39 Indicator 13 Example Adapted from: NSTTAC 2. IEP Goal:Given information about community college programs, John will demonstrate knowledge of the college’s admission requirements by verbally describing these requirements and identifying admission deadlines with 90% accuracy by November, 2006.1. Measurable Postsecondary Goal:Upon completion of high school, John will enroll in the general Associates Degree program at Ocean County Community College in August of 2009.3. Transition Services:Use of guided notes for lessonsUse of Assistive technology such as audio-taped texts for English 12Instruction related to advocating for needed accommodationsVocational Rehabilitation referral to determine eligibility for tuition assistance

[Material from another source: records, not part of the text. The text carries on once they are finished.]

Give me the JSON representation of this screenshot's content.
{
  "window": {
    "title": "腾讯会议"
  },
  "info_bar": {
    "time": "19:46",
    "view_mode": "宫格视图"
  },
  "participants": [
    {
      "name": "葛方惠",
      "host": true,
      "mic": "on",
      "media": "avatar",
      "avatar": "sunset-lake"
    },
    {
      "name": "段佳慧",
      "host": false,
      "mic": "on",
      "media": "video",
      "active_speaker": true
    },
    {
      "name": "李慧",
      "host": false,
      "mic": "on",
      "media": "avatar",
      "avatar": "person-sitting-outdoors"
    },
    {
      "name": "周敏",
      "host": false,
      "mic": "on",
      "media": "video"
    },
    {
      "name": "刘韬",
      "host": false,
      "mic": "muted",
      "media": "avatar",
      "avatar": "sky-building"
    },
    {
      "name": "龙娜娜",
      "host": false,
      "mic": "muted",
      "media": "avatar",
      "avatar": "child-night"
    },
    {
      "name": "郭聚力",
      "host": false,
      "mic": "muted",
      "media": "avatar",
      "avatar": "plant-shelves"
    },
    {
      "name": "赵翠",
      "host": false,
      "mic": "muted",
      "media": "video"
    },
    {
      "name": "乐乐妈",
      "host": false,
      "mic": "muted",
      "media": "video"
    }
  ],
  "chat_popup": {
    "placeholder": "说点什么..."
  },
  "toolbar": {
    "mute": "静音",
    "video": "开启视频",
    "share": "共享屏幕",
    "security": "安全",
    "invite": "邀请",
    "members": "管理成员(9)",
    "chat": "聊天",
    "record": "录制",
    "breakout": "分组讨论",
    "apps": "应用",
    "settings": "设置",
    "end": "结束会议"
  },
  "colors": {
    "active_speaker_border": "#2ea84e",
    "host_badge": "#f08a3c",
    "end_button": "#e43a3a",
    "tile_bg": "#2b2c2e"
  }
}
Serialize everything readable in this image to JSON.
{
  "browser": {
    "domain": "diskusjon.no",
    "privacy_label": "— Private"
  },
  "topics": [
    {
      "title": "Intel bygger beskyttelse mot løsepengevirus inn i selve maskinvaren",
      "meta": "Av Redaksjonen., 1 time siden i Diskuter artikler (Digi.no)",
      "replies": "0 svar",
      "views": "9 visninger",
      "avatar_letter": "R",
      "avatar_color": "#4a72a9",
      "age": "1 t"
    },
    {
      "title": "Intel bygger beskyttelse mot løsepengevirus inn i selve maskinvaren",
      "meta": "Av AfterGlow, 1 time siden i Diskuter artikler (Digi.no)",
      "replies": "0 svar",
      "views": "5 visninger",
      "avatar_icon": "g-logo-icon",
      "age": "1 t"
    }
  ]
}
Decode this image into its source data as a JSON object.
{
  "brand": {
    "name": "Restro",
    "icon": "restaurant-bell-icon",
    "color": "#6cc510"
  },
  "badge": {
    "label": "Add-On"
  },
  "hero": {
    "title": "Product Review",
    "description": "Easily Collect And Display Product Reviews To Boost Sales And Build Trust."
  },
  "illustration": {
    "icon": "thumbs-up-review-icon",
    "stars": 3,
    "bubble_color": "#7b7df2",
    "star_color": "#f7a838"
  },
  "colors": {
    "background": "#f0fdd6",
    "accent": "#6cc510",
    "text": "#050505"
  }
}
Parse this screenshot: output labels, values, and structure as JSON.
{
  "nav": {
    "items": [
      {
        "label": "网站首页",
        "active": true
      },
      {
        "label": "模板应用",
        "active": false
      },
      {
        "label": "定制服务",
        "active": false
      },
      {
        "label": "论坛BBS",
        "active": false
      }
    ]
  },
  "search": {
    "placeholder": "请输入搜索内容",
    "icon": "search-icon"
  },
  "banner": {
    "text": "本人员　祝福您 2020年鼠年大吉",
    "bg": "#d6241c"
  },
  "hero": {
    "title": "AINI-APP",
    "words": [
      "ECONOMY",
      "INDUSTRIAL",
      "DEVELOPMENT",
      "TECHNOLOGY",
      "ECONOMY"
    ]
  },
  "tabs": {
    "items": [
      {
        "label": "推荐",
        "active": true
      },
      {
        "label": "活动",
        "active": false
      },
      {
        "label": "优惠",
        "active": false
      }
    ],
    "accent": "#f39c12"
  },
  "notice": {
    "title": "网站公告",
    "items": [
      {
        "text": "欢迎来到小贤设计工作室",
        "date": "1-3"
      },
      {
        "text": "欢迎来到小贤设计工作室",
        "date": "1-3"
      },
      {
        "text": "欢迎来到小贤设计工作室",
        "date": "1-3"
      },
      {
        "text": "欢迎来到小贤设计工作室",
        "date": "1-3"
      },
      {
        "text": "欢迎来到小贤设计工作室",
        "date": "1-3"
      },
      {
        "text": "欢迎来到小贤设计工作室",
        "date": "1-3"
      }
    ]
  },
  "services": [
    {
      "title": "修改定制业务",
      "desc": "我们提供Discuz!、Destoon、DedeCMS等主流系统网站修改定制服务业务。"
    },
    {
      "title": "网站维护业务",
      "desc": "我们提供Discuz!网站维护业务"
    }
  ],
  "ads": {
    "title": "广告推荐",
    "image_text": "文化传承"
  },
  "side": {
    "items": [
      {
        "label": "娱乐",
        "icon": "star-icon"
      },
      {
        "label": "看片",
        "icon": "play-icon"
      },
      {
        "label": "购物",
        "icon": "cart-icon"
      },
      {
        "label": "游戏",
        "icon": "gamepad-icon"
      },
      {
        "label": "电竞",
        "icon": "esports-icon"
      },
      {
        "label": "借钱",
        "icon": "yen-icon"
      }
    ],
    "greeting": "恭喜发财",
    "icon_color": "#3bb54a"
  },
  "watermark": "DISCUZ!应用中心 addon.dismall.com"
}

40 Indicator 13 Example Cont. 4. Evidence of Invitation:A consent form signed by John’s father, indicating that the LEA may contact the disability services office at Ocean County Community CollegeAn invitation to conference in the file, mailed to an individual in the disability services office of Ocean County Community CollegeInvitation to conference of Vocational Rehabilitation for eligibility determination in the file with corresponding parental consent5. Transition Assessment:Student gradesResults of Self-Determination assessmentsCareer interest inventoriesAT assessmentStudent interviewParent questionnaire6. Course of Study:12th grade year: Psychology (semester), English 12 (year), Algebra II (year), Band (year), Phys Ed. (semester), Cooperative Work Experience (semester), Advanced Biology (year), Child Development (semester), Resource Room (year)
41 IEP Results Process for Transition Services IEP Results Process for Transition Services (adapted from: O’Leary, 2005)Step 1: Measurable Postsecondary GoalsStep 3: Needed Transition ServicesStep 4: Annual IEP GoalsStep 2: Present Levels of Academic PerformanceAge Appropriate Transition AssessmentsEducation or TrainingEmploymentIndependent Livinga. Course of Studyb. Needed Services:InstructionRelated ServicesCommunity ExperiencesEmployment and other post-school adult living objectivesDaily Living skills & Functional Vocational Assessment (when appropriate)Step 5:Summary of Performance